JS: “God, I wanna say when I was like 5? My mom loved legends like these and always told them to me before bed.”

 

Context:

A phone call conversation with my mom, JS, discussing old ghost legends and tales she’s heard of.

Background:

JS currently resides in Laguna Beach, California but was previously raised in Minnesota.

 

Analysis:

I enjoyed this legend because I like how its undertones ties back to war with the soldiers being the ones to discover the unlit candle. I think this is indicative of when the legend arose and why it arose when it did. The legend thus serves as a good reflection of the political and social climate of Germany of the time.

 

Legends

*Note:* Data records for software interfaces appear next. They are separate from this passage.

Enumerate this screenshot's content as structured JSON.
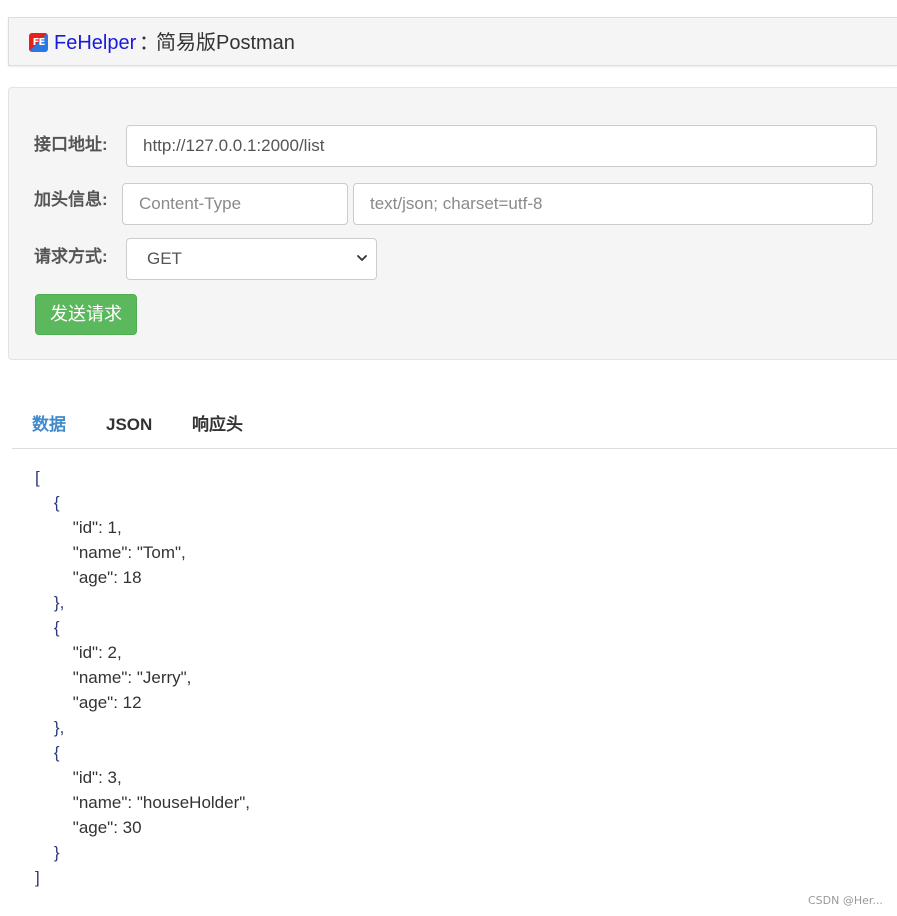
{
  "header": {
    "logo_text": "FE",
    "brand": "FeHelper",
    "separator": "：",
    "title": "简易版Postman"
  },
  "form": {
    "url_label": "接口地址:",
    "url_value": "http://127.0.0.1:2000/list",
    "header_label": "加头信息:",
    "header_key_placeholder": "Content-Type",
    "header_value_placeholder": "text/json; charset=utf-8",
    "method_label": "请求方式:",
    "method_value": "GET",
    "send_label": "发送请求"
  },
  "tabs": [
    {
      "label": "数据",
      "active": true
    },
    {
      "label": "JSON",
      "active": false
    },
    {
      "label": "响应头",
      "active": false
    }
  ],
  "response_lines": [
    "[",
    "    {",
    "        \"id\": 1,",
    "        \"name\": \"Tom\",",
    "        \"age\": 18",
    "    },",
    "    {",
    "        \"id\": 2,",
    "        \"name\": \"Jerry\",",
    "        \"age\": 12",
    "    },",
    "    {",
    "        \"id\": 3,",
    "        \"name\": \"houseHolder\",",
    "        \"age\": 30",
    "    }",
    "]"
  ],
  "watermark": "CSDN @Her...",
  "colors": {
    "send_button": "#5cb85c",
    "active_tab": "#428bca",
    "brand": "#1a1adb",
    "panel_bg": "#f5f5f5"
  }
}
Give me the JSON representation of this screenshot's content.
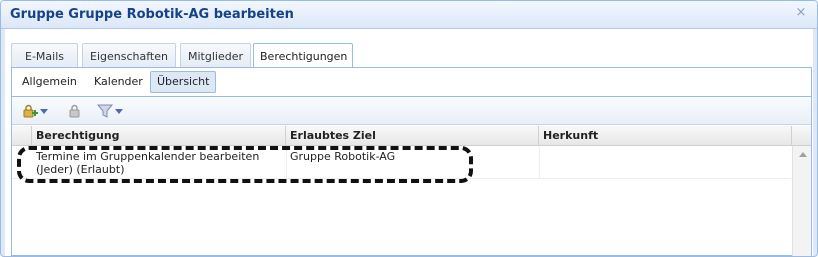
{
  "window": {
    "title": "Gruppe Gruppe Robotik-AG bearbeiten",
    "close_glyph": "×"
  },
  "tabs": [
    {
      "label": "E-Mails"
    },
    {
      "label": "Eigenschaften"
    },
    {
      "label": "Mitglieder"
    },
    {
      "label": "Berechtigungen"
    }
  ],
  "subtabs": [
    {
      "label": "Allgemein"
    },
    {
      "label": "Kalender"
    },
    {
      "label": "Übersicht"
    }
  ],
  "toolbar": {
    "icons": [
      "add-permission-icon",
      "remove-permission-icon",
      "filter-icon"
    ],
    "accent": "#4a6fa5"
  },
  "grid": {
    "columns": [
      "Berechtigung",
      "Erlaubtes Ziel",
      "Herkunft"
    ],
    "rows": [
      {
        "berechtigung_line1": "Termine im Gruppenkalender bearbeiten",
        "berechtigung_line2": "(Jeder) (Erlaubt)",
        "ziel": "Gruppe Robotik-AG",
        "herkunft": ""
      }
    ]
  },
  "colors": {
    "border": "#99bbe8",
    "title": "#15428b",
    "active_subtab_bg": "#dde8f5"
  }
}
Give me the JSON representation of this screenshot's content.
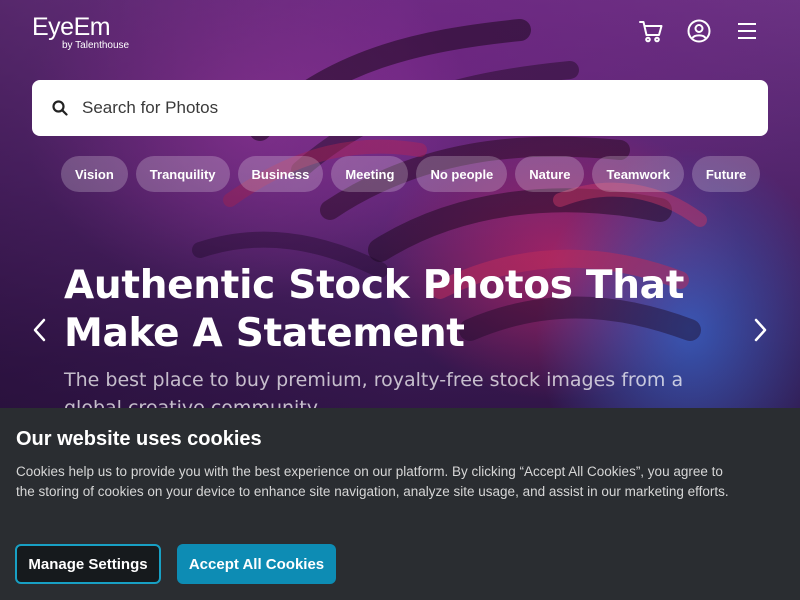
{
  "brand": {
    "name": "EyeEm",
    "sub": "by Talenthouse"
  },
  "header": {
    "icons": [
      "cart-icon",
      "account-icon",
      "menu-icon"
    ]
  },
  "search": {
    "placeholder": "Search for Photos"
  },
  "chips": [
    {
      "label": "Vision"
    },
    {
      "label": "Tranquility"
    },
    {
      "label": "Business"
    },
    {
      "label": "Meeting"
    },
    {
      "label": "No people"
    },
    {
      "label": "Nature"
    },
    {
      "label": "Teamwork"
    },
    {
      "label": "Future"
    }
  ],
  "hero": {
    "title": "Authentic Stock Photos That Make A Statement",
    "subtitle": "The best place to buy premium, royalty-free stock images from a global creative community"
  },
  "cookie": {
    "title": "Our website uses cookies",
    "text": "Cookies help us to provide you with the best experience on our platform. By clicking “Accept All Cookies”, you agree to the storing of cookies on your device to enhance site navigation, analyze site usage, and assist in our marketing efforts.",
    "manage_label": "Manage Settings",
    "accept_label": "Accept All Cookies"
  },
  "colors": {
    "accent": "#0d8cb4",
    "banner_bg": "#2a2d31"
  }
}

La Siguanaba

She was a woman that went out every night to wash by the river. Everyone would hear her washing. But no one would go outside. They would see a woman that had long hair that would drag on the floor. She seduced the men. The story is often told to children to scare them into not misbehaving.

My tia Estella did not listen to my grandmother and went out at night. She was using the bathroom outside and she saw a tall women standing there. The woman had long black hair. And she was washing. My tia thought it was one of the neighbors washing. She approached the lady and when the lady turned to her she was a skeleton. My tia became mute and ran away from the women.

My informant is a service coordinator. She likes to help people. She also migrated from El Salvador to the United States. Most of her stories are from her mother or personal experiences.

I talked to my informant over coffee in our house.

The interesting part of this piece is the similarities between this and the Llorona of Mexico. It is also interesting because my own aunt experienced it. This story is a classic tale Salvadoran parents use to keep them from misbehaving.

 

[geolocation]